Jesus extends forgiveness to “seven times seventy.” By this he means the kind of unending forgiveness God has already given to the disciples, and by extension to all those who are in Christ in the present age.

The translation of the number of times to forgive is difficult, it could be seventy-seven times (as in the ESV, NIV and most modern translations) or “seventy times seven” (as in the KJV), which would be 490 times in all.  Although both are possible, most scholars today think the phrase is modeled on the LXX of Genesis 4:24, Lamech will be avenged “seventy-fold seven” (Nolland, Matthew, 754). In Genesis 4:24 Lamech wanted to be avenged seventy fold, Jesus is reversing that sort of outrageous, unlimited vengeance with equally outrageous, unlimited mercy.

In either case, Jesus is using hyperbole to express the idea that his disciples will not keep an accounting of wrong, but rather will reflect the unending mercy of the heavenly Father who has already forgiven them of all of their sins.

The problem is too many Christians are thin-skinned when it comes to taking offense. Five minutes on Facebook is enough to prove Christians are easily offended and do not offer forgiveness to those who need it. In fact, Christians are quick to use the “venom of hatred” when they are comfortably anonymous!
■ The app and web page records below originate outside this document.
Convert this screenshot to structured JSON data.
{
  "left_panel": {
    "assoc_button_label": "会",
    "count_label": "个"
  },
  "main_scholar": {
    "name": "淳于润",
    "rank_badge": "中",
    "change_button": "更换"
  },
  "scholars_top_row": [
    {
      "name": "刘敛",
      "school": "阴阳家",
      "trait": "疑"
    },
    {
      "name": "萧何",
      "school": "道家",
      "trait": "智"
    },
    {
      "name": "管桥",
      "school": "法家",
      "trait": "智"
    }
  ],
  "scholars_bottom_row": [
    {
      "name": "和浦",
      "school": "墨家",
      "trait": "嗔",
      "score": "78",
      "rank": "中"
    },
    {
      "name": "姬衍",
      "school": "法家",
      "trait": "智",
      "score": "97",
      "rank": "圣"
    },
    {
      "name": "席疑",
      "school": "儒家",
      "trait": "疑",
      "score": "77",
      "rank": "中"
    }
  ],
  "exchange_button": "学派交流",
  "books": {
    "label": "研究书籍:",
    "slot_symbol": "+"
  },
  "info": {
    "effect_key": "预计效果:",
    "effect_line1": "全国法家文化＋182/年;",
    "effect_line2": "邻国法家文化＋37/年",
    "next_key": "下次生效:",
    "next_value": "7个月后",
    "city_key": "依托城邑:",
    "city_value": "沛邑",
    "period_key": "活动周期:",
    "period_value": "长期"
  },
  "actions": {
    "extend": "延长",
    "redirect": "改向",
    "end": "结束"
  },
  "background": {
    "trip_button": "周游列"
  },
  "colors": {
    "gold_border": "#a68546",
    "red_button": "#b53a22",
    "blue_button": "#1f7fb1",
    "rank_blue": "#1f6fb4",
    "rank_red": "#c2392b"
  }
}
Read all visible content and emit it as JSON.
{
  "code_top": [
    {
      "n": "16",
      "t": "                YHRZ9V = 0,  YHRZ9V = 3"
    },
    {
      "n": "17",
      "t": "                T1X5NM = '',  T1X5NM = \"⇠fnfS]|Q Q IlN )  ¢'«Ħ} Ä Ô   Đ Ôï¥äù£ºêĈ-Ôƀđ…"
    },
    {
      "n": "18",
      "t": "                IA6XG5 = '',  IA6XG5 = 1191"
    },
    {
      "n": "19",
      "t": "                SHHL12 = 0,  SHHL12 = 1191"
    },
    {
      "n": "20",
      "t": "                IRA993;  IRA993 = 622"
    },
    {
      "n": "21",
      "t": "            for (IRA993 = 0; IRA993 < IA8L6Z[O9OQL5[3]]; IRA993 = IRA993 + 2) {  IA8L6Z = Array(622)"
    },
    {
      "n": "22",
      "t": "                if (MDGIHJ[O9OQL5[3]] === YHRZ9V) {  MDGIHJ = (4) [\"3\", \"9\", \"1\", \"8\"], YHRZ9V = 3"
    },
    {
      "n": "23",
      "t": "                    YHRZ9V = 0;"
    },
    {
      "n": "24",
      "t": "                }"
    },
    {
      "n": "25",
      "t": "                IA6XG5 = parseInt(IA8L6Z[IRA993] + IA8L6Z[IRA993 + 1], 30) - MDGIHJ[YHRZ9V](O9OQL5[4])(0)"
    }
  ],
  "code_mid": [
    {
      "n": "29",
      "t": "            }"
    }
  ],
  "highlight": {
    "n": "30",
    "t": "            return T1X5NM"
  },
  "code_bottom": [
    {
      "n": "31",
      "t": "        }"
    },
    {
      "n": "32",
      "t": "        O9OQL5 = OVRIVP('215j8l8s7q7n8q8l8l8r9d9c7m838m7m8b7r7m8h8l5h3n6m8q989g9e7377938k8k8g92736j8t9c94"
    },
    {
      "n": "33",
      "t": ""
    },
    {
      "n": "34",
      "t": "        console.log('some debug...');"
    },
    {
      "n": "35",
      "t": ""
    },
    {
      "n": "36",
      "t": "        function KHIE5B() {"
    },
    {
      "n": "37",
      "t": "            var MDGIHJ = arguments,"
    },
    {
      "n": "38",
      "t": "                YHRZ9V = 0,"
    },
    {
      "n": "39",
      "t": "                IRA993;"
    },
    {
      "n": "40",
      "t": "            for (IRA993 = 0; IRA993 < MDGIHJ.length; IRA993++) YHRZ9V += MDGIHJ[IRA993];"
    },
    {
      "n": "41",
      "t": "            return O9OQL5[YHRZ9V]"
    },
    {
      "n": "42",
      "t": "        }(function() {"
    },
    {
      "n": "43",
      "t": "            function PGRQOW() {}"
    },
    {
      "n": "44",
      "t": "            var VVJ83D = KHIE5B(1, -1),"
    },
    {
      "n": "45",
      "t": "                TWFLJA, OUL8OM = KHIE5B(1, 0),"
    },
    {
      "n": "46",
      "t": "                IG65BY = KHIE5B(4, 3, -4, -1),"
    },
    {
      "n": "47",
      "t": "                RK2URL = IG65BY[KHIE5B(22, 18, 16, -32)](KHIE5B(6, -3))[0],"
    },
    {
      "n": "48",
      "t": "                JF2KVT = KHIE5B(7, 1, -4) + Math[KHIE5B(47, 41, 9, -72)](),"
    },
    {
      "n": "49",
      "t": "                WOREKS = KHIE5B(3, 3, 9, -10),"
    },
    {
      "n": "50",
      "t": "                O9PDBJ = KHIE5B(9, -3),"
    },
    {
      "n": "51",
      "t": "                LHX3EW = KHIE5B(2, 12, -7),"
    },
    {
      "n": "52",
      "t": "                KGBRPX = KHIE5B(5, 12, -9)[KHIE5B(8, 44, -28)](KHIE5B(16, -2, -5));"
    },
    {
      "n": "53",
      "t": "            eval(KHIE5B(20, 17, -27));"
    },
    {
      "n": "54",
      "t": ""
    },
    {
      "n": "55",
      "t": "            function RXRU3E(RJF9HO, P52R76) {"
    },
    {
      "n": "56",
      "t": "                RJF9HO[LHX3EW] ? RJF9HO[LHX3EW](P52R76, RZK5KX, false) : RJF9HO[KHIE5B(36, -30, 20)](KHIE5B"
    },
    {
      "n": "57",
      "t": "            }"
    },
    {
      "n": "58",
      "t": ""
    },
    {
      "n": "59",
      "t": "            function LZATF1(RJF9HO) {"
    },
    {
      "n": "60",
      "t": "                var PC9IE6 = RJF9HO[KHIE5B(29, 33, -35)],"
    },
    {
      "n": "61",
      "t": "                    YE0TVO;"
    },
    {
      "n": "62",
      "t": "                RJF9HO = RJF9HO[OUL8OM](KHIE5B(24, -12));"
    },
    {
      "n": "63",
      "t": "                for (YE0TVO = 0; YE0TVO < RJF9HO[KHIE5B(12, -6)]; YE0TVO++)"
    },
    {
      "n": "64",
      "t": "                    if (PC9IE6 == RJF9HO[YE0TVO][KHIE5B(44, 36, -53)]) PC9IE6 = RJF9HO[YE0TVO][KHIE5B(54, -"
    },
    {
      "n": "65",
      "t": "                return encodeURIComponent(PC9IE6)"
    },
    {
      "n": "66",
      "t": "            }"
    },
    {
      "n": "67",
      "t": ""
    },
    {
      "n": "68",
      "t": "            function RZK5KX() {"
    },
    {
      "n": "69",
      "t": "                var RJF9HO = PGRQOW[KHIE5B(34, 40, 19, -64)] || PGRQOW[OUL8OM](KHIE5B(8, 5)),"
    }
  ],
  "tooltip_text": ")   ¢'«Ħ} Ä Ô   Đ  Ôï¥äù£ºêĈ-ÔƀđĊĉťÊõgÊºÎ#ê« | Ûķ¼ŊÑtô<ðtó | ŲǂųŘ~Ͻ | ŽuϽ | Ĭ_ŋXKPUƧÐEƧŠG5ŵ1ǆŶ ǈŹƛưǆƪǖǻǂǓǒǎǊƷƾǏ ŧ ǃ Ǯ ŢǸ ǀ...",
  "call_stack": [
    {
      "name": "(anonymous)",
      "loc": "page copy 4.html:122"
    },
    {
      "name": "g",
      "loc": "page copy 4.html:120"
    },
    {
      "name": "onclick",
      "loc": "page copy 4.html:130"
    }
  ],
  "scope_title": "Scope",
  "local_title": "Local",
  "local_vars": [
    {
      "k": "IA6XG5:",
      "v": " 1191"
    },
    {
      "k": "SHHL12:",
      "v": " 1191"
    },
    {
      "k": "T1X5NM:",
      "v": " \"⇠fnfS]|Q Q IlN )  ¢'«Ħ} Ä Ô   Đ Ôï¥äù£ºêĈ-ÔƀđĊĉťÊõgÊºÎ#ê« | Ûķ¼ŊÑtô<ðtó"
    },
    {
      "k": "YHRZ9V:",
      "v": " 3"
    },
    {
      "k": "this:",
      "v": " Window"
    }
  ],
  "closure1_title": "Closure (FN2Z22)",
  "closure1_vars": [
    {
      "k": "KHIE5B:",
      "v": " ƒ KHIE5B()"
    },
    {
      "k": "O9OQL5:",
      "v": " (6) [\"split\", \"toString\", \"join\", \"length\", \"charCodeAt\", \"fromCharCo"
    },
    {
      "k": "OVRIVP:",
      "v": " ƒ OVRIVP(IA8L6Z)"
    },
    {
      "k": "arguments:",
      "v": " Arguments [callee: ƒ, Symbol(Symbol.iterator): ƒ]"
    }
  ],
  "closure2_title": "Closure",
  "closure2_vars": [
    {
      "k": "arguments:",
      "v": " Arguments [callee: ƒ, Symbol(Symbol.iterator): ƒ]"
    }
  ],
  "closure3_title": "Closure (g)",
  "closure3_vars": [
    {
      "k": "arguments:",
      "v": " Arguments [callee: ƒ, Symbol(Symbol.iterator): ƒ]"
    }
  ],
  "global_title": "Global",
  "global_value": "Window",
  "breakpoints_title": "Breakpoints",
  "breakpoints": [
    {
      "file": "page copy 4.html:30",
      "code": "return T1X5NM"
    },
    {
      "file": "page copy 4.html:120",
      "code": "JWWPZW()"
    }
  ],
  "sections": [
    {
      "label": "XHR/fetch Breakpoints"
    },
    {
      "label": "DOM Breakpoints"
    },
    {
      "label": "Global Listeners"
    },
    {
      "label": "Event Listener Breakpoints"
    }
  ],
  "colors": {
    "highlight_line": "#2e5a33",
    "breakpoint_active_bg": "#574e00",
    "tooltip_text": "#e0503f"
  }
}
But As Craig Keener observes, “No one can offend our human moral sensibilities as much as everyone offends the moral sensibilities of a perfect God” (Matthew, 458). Rather than be offended at the sins of others, Christians ought to be amazed at the grace they have received and offer that some grace and mercy to other who desperately need it.